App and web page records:
= Beginning of Section =

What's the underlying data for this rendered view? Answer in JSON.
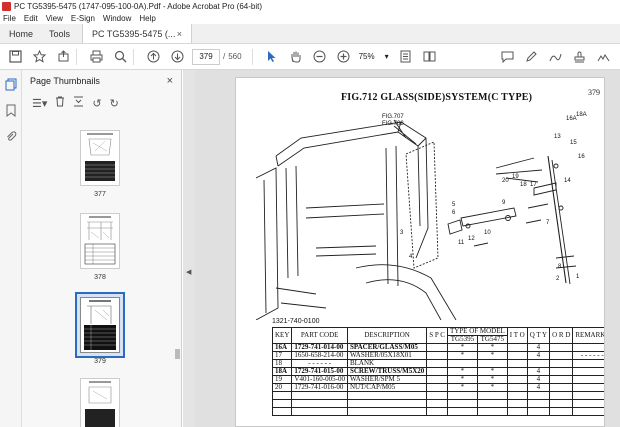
{
  "window": {
    "title": "PC TG5395-5475 (1747-095-100-0A).Pdf - Adobe Acrobat Pro (64-bit)"
  },
  "menu": [
    "File",
    "Edit",
    "View",
    "E-Sign",
    "Window",
    "Help"
  ],
  "tabs": {
    "home": "Home",
    "tools": "Tools",
    "document": "PC TG5395-5475 (...",
    "close": "×"
  },
  "toolbar": {
    "current_page": "379",
    "separator": "/",
    "total_pages": "560",
    "zoom": "75%"
  },
  "panel": {
    "title": "Page Thumbnails",
    "close": "×",
    "thumbnails": [
      {
        "label": "377"
      },
      {
        "label": "378"
      },
      {
        "label": "379",
        "selected": true
      }
    ]
  },
  "page": {
    "page_number": "379",
    "figure_title": "FIG.712  GLASS(SIDE)SYSTEM(C TYPE)",
    "drawing_id": "1321-740-0100",
    "callouts": [
      "FIG.707",
      "FIG.708",
      "16A",
      "18A",
      "13",
      "15",
      "16",
      "20",
      "19",
      "18",
      "17",
      "14",
      "5",
      "6",
      "12",
      "11",
      "10",
      "9",
      "7",
      "8",
      "4",
      "2",
      "1",
      "3"
    ],
    "table": {
      "headers": {
        "key": "KEY",
        "part_code": "PART CODE",
        "description": "DESCRIPTION",
        "spc": "S P C",
        "type_of_model": "TYPE OF MODEL",
        "model_a": "TG5395",
        "model_b": "TG5475",
        "i": "I T O",
        "q": "Q T Y",
        "r": "O R D",
        "remarks": "REMARKS"
      },
      "rows": [
        {
          "key": "16A",
          "code": "1729-741-014-00",
          "desc": "SPACER/GLASS/M05",
          "a": "*",
          "b": "*",
          "qty": "4",
          "remarks": ""
        },
        {
          "key": "17",
          "code": "1650-658-214-00",
          "desc": "WASHER/05X18X01",
          "a": "*",
          "b": "*",
          "qty": "4",
          "remarks": "- - - - - -"
        },
        {
          "key": "18",
          "code": "- - - - - -",
          "desc": "BLANK",
          "a": "",
          "b": "",
          "qty": "",
          "remarks": ""
        },
        {
          "key": "18A",
          "code": "1729-741-015-00",
          "desc": "SCREW/TRUSS/M5X20",
          "a": "*",
          "b": "*",
          "qty": "4",
          "remarks": ""
        },
        {
          "key": "19",
          "code": "V401-160-005-00",
          "desc": "WASHER/SPM 5",
          "a": "*",
          "b": "*",
          "qty": "4",
          "remarks": ""
        },
        {
          "key": "20",
          "code": "1729-741-016-00",
          "desc": "NUT/CAP/M05",
          "a": "*",
          "b": "*",
          "qty": "4",
          "remarks": ""
        }
      ]
    }
  }
}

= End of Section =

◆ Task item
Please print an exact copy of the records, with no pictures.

◆ The answer
What's the underlying data for this rendered view? Answer in JSON.
{
  "window": {
    "title": "PC TG5395-5475 (1747-095-100-0A).Pdf - Adobe Acrobat Pro (64-bit)"
  },
  "menu": [
    "File",
    "Edit",
    "View",
    "E-Sign",
    "Window",
    "Help"
  ],
  "tabs": {
    "home": "Home",
    "tools": "Tools",
    "document": "PC TG5395-5475 (...",
    "close": "×"
  },
  "toolbar": {
    "current_page": "379",
    "separator": "/",
    "total_pages": "560",
    "zoom": "75%"
  },
  "panel": {
    "title": "Page Thumbnails",
    "close": "×",
    "thumbnails": [
      {
        "label": "377"
      },
      {
        "label": "378"
      },
      {
        "label": "379",
        "selected": true
      }
    ]
  },
  "page": {
    "page_number": "379",
    "figure_title": "FIG.712  GLASS(SIDE)SYSTEM(C TYPE)",
    "drawing_id": "1321-740-0100",
    "callouts": [
      "FIG.707",
      "FIG.708",
      "16A",
      "18A",
      "13",
      "15",
      "16",
      "20",
      "19",
      "18",
      "17",
      "14",
      "5",
      "6",
      "12",
      "11",
      "10",
      "9",
      "7",
      "8",
      "4",
      "2",
      "1",
      "3"
    ],
    "table": {
      "headers": {
        "key": "KEY",
        "part_code": "PART CODE",
        "description": "DESCRIPTION",
        "spc": "S P C",
        "type_of_model": "TYPE OF MODEL",
        "model_a": "TG5395",
        "model_b": "TG5475",
        "i": "I T O",
        "q": "Q T Y",
        "r": "O R D",
        "remarks": "REMARKS"
      },
      "rows": [
        {
          "key": "16A",
          "code": "1729-741-014-00",
          "desc": "SPACER/GLASS/M05",
          "a": "*",
          "b": "*",
          "qty": "4",
          "remarks": ""
        },
        {
          "key": "17",
          "code": "1650-658-214-00",
          "desc": "WASHER/05X18X01",
          "a": "*",
          "b": "*",
          "qty": "4",
          "remarks": "- - - - - -"
        },
        {
          "key": "18",
          "code": "- - - - - -",
          "desc": "BLANK",
          "a": "",
          "b": "",
          "qty": "",
          "remarks": ""
        },
        {
          "key": "18A",
          "code": "1729-741-015-00",
          "desc": "SCREW/TRUSS/M5X20",
          "a": "*",
          "b": "*",
          "qty": "4",
          "remarks": ""
        },
        {
          "key": "19",
          "code": "V401-160-005-00",
          "desc": "WASHER/SPM 5",
          "a": "*",
          "b": "*",
          "qty": "4",
          "remarks": ""
        },
        {
          "key": "20",
          "code": "1729-741-016-00",
          "desc": "NUT/CAP/M05",
          "a": "*",
          "b": "*",
          "qty": "4",
          "remarks": ""
        }
      ]
    }
  }
}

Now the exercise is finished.